“Southampton has good transport links with the M3/M27 motorways and a train line into London and the Midlands so it is an attractive place for criminals who are trying to move drugs around. We work alongside our partners like British Transport Police in regular operations such as this – to target criminals and prevent them from using our excellent network.
“Supply gangs are responsible for high levels of violence in addition to the exploitation and abuse of vulnerable adults and children.
“Often, drug dealers will take advantage of and exploit vulnerable housing tenants, taking over their home and using it as a base for their criminal operation, known as ‘cuckooing’. Not only do these gangs exploit vulnerable people, but they also target children and recruit them into their criminal network.
“We work alongside our partners to issue closure orders on properties that are causing issues of criminality and anti-social behaviour in the community – and to safeguard those vulnerable people.”
“It’s not only the obviously vulnerable who are groomed for county lines activity. Young people from more stable / affluent backgrounds have been groomed for county lines dealing and to conceal the illicit finance it generates.
“We will continue to work hard, alongside our partners, to bring criminals to justice and support people who are exploited by criminals.”
British Transport Police County Lines Taskforce lead, Detective Superintendent Gareth Williams, said: “It’s vital we partner with our police colleagues on targeted operations to share information to disrupt the County Lines drug supply business model.
“We proactively deploy on these operations across the UK on a daily basis to make the rail network a hostile environment for organised criminals to operate.
“A key aim of our dedicated team is to identify and safeguard vulnerable children and adults often exploited by these organised criminals to transport drugs and illicit cash between import and export locations.
“Alongside The Children’s Society, we’re urging everyone on the rail network to look closer for the signs of child exploitation, and report any concerns to us. This can be done by texting us on 61016 or calling 0800 40 50 40.”
When it comes to exploitation, there is no 'perfect victim', any young person can be exploited.
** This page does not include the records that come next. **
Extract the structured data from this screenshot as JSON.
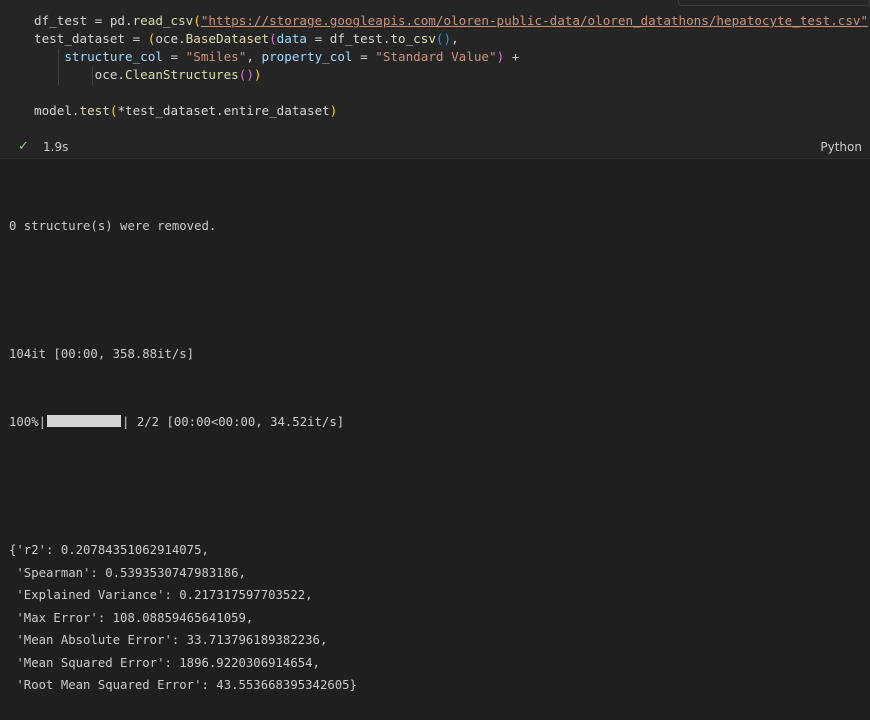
{
  "cell": {
    "code_lines": [
      {
        "parts": [
          {
            "t": "df_test = pd.",
            "c": "op"
          },
          {
            "t": "read_csv",
            "c": "fn"
          },
          {
            "t": "(",
            "c": "p1"
          },
          {
            "t": "\"https://storage.googleapis.com/oloren-public-data/oloren_datathons/hepatocyte_test.csv\"",
            "c": "url"
          },
          {
            "t": ")",
            "c": "p1"
          }
        ]
      },
      {
        "parts": [
          {
            "t": "test_dataset = ",
            "c": "op"
          },
          {
            "t": "(",
            "c": "p1"
          },
          {
            "t": "oce.",
            "c": "op"
          },
          {
            "t": "BaseDataset",
            "c": "fn"
          },
          {
            "t": "(",
            "c": "p2"
          },
          {
            "t": "data",
            "c": "kw-var"
          },
          {
            "t": " = df_test.",
            "c": "op"
          },
          {
            "t": "to_csv",
            "c": "fn"
          },
          {
            "t": "()",
            "c": "p3"
          },
          {
            "t": ",",
            "c": "op"
          }
        ]
      },
      {
        "parts": [
          {
            "t": "    ",
            "c": "op"
          },
          {
            "t": "structure_col",
            "c": "kw-var"
          },
          {
            "t": " = ",
            "c": "op"
          },
          {
            "t": "\"Smiles\"",
            "c": "str"
          },
          {
            "t": ", ",
            "c": "op"
          },
          {
            "t": "property_col",
            "c": "kw-var"
          },
          {
            "t": " = ",
            "c": "op"
          },
          {
            "t": "\"Standard Value\"",
            "c": "str"
          },
          {
            "t": ")",
            "c": "p2"
          },
          {
            "t": " +",
            "c": "op"
          }
        ]
      },
      {
        "parts": [
          {
            "t": "        oce.",
            "c": "op"
          },
          {
            "t": "CleanStructures",
            "c": "fn"
          },
          {
            "t": "()",
            "c": "p2"
          },
          {
            "t": ")",
            "c": "p1"
          }
        ]
      },
      {
        "parts": []
      },
      {
        "parts": [
          {
            "t": "model.",
            "c": "op"
          },
          {
            "t": "test",
            "c": "fn"
          },
          {
            "t": "(",
            "c": "p1"
          },
          {
            "t": "*test_dataset.entire_dataset",
            "c": "op"
          },
          {
            "t": ")",
            "c": "p1"
          }
        ]
      }
    ],
    "exec_time": "1.9s",
    "language": "Python",
    "status_icon": "check-icon",
    "status_color": "#89d185"
  },
  "output": {
    "removed": "0 structure(s) were removed.",
    "progress1": "104it [00:00, 358.88it/s]",
    "progress2_prefix": "100%|",
    "progress2_value": 1.0,
    "progress2_suffix": "| 2/2 [00:00<00:00, 34.52it/s]",
    "metrics": [
      "{'r2': 0.20784351062914075,",
      " 'Spearman': 0.5393530747983186,",
      " 'Explained Variance': 0.217317597703522,",
      " 'Max Error': 108.08859465641059,",
      " 'Mean Absolute Error': 33.713796189382236,",
      " 'Mean Squared Error': 1896.9220306914654,",
      " 'Root Mean Squared Error': 43.553668395342605}"
    ]
  }
}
To learn how to spot the signs of child exploitation and abuse and how to report concerns, go to The Children’s Society website https://bit.ly/31Vd3Kv .
Exploitation can happen anywhere, to any child. Know what signs to look for. You can report concerns by speaking to local police on 101 or call 999 in an emergency.
If you are a young person who is worried about being involved in County Lines, or know someone who is, you can speak to an adult and let them know how you feel. You can also contact https://www.fearless.org/ to pass on information anonymously.